Mapping Urban Traffic Pollution

NIWA is conducting a range of projects aimed at determining the impact that road traffic has on the quality of urban air.

These projects will help us understand and quantify the risk that road traffic air pollution poses to our health, and especially the health of our children, and to assist authorities like Regional Councils and the NZ Transport Agency in managing and reducing that risk.

Projects include making detailed measurements in traffic-affected neighbourhoods, and developing models to apply our findings across the country.

The Problem

The concentrations of air pollutants can be substantially higher the closer you get to a major road. Studies abroad have found that people living in these roadside areas have a higher risk of a wide range of health problems, especially amongst the very young.

However,  New Zealand has its own unique vehicle fleet,  climate, urban form and road design.

We need to be able to assess roadside air quality in detail so that any linkages between pollutants and health can be verified.  The assessment and management of any risk posed by roadside air requires reliable and robust models which can predict roadside air quality impacts, and which have been validated for New Zealand conditions.

The Solution

Because of the high spatial variation in roadside air pollution, and the fact that motor vehicles produce several pollutants, our approach is to study a limited number of representative locations in detail.

Models are then developed to describe the observations and to extrapolate our findings across our major road network and across the country.
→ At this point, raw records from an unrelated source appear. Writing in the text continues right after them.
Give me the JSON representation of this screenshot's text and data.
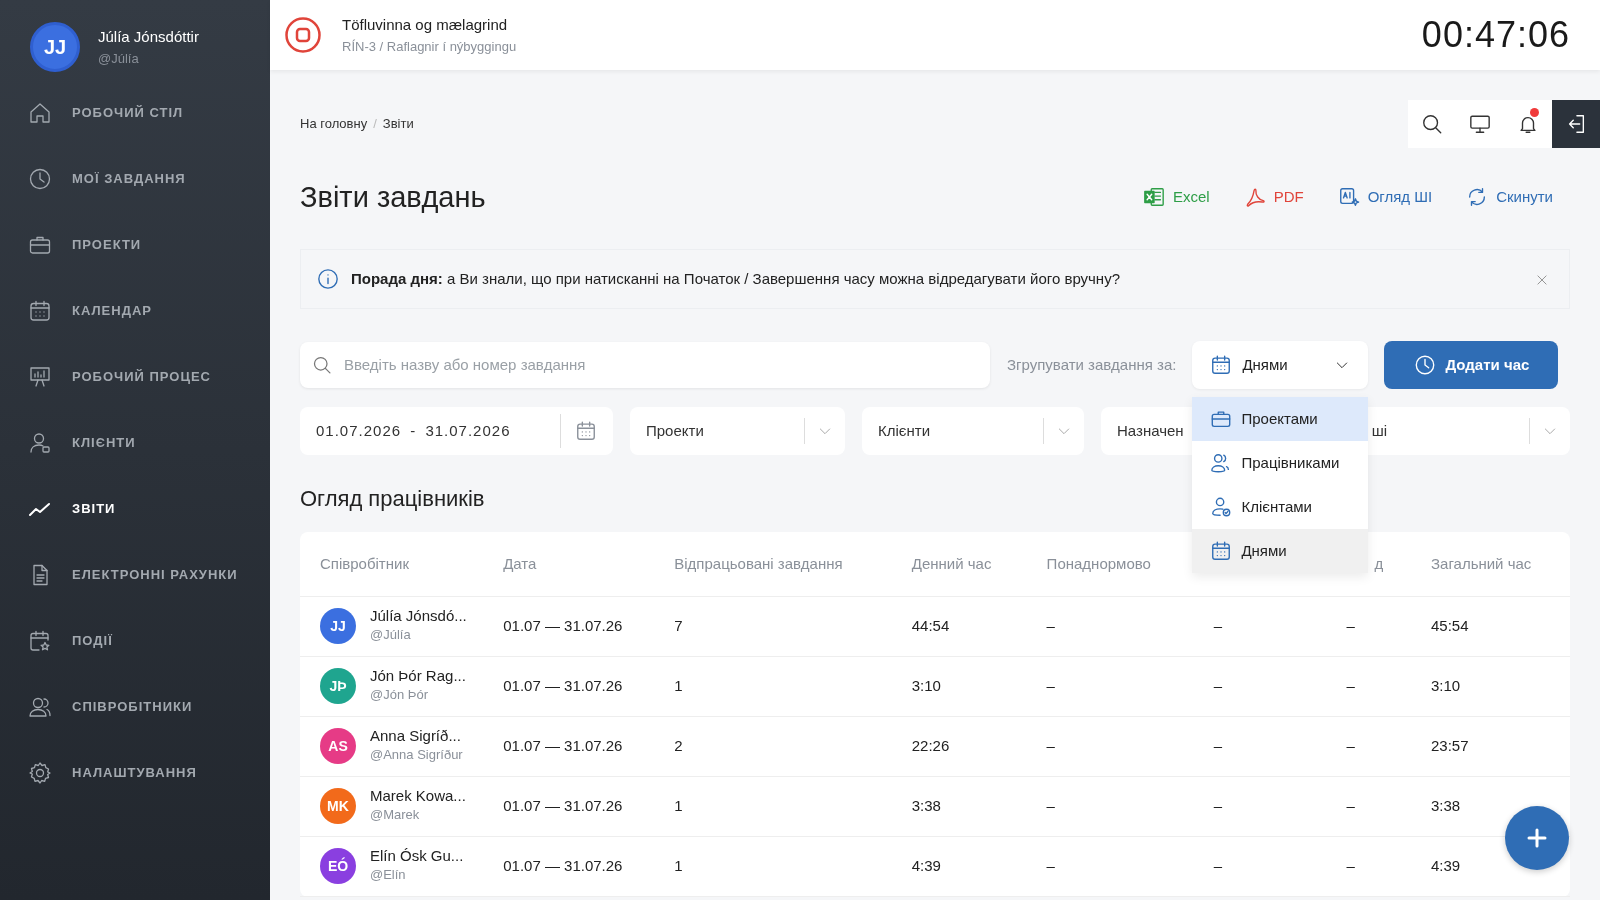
{
  "user": {
    "initials": "JJ",
    "name": "Júlía Jónsdóttir",
    "handle": "@Júlía"
  },
  "sidebar": {
    "items": [
      {
        "label": "РОБОЧИЙ СТІЛ",
        "selected": false
      },
      {
        "label": "МОЇ ЗАВДАННЯ",
        "selected": false
      },
      {
        "label": "ПРОЕКТИ",
        "selected": false
      },
      {
        "label": "КАЛЕНДАР",
        "selected": false
      },
      {
        "label": "РОБОЧИЙ ПРОЦЕС",
        "selected": false
      },
      {
        "label": "КЛІЄНТИ",
        "selected": false
      },
      {
        "label": "ЗВІТИ",
        "selected": true
      },
      {
        "label": "ЕЛЕКТРОННІ РАХУНКИ",
        "selected": false
      },
      {
        "label": "ПОДІЇ",
        "selected": false
      },
      {
        "label": "СПІВРОБІТНИКИ",
        "selected": false
      },
      {
        "label": "НАЛАШТУВАННЯ",
        "selected": false
      }
    ]
  },
  "timer_bar": {
    "task": "Töfluvinna og mælagrind",
    "path": "RÍN-3 / Raflagnir í nýbyggingu",
    "elapsed": "00:47:06"
  },
  "breadcrumb": [
    "На головну",
    "Звіти"
  ],
  "breadcrumb_separator": "/",
  "toolbar": {
    "notification": true
  },
  "page_title": "Звіти завдань",
  "actions": [
    {
      "label": "Excel",
      "color": "#2e9e47"
    },
    {
      "label": "PDF",
      "color": "#e0443a"
    },
    {
      "label": "Огляд ШІ",
      "color": "#2f6db5"
    },
    {
      "label": "Скинути",
      "color": "#2f6db5"
    }
  ],
  "tip": {
    "text": "**Порада дня:** а Ви знали, що при натисканні на Початок / Завершення часу можна відредагувати його вручну?"
  },
  "search": {
    "placeholder": "Введіть назву або номер завдання"
  },
  "group_by": {
    "label": "Згрупувати завдання за:",
    "value": "Днями",
    "expanded": true,
    "options": [
      {
        "label": "Проектами",
        "selected": false,
        "highlighted": true
      },
      {
        "label": "Працівниками",
        "selected": false,
        "highlighted": false
      },
      {
        "label": "Клієнтами",
        "selected": false,
        "highlighted": false
      },
      {
        "label": "Днями",
        "selected": true,
        "highlighted": false
      }
    ]
  },
  "add_button": "Додати час",
  "filters": [
    {
      "kind": "date",
      "value": "01.07.2026 - 31.07.2026"
    },
    {
      "kind": "select",
      "placeholder": "Проекти"
    },
    {
      "kind": "select",
      "placeholder": "Клієнти"
    },
    {
      "kind": "select",
      "placeholder": "Назначен",
      "placeholder_end": "ші"
    }
  ],
  "section_title": "Огляд працівників",
  "table": {
    "employee_column": "Співробітник",
    "columns": [
      {
        "label": "Дата"
      },
      {
        "label": "Відпрацьовані завдання"
      },
      {
        "label": "Денний час"
      },
      {
        "label": "Понаднормово"
      },
      {
        "covered": true
      },
      {
        "label": "д"
      },
      {
        "label": "Загальний час"
      }
    ],
    "rows": [
      {
        "initials": "JJ",
        "color": "#3b6fe0",
        "name": "Júlía Jónsdó...",
        "handle": "@Júlía",
        "cells": [
          "01.07 — 31.07.26",
          "7",
          "44:54",
          "–",
          "–",
          "–",
          "45:54"
        ]
      },
      {
        "initials": "JÞ",
        "color": "#1fa58f",
        "name": "Jón Þór Rag...",
        "handle": "@Jón Þór",
        "cells": [
          "01.07 — 31.07.26",
          "1",
          "3:10",
          "–",
          "–",
          "–",
          "3:10"
        ]
      },
      {
        "initials": "AS",
        "color": "#e63b86",
        "name": "Anna Sigríð...",
        "handle": "@Anna Sigríður",
        "cells": [
          "01.07 — 31.07.26",
          "2",
          "22:26",
          "–",
          "–",
          "–",
          "23:57"
        ]
      },
      {
        "initials": "MK",
        "color": "#f26a1b",
        "name": "Marek Kowa...",
        "handle": "@Marek",
        "cells": [
          "01.07 — 31.07.26",
          "1",
          "3:38",
          "–",
          "–",
          "–",
          "3:38"
        ]
      },
      {
        "initials": "EÓ",
        "color": "#8a3fe0",
        "name": "Elín Ósk Gu...",
        "handle": "@Elín",
        "cells": [
          "01.07 — 31.07.26",
          "1",
          "4:39",
          "–",
          "–",
          "–",
          "4:39"
        ]
      }
    ]
  }
}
The models will be validated and then used for public health research and risk assessment.


Phases of this work include (click on the links below to find more information on each of these phases):

NIWA Contacts

Principal Scientist - Air Quality
Page last updated: 
4 October 2016
Motor vehicle use is generally recognised as the major source of air pollution. [NIWA].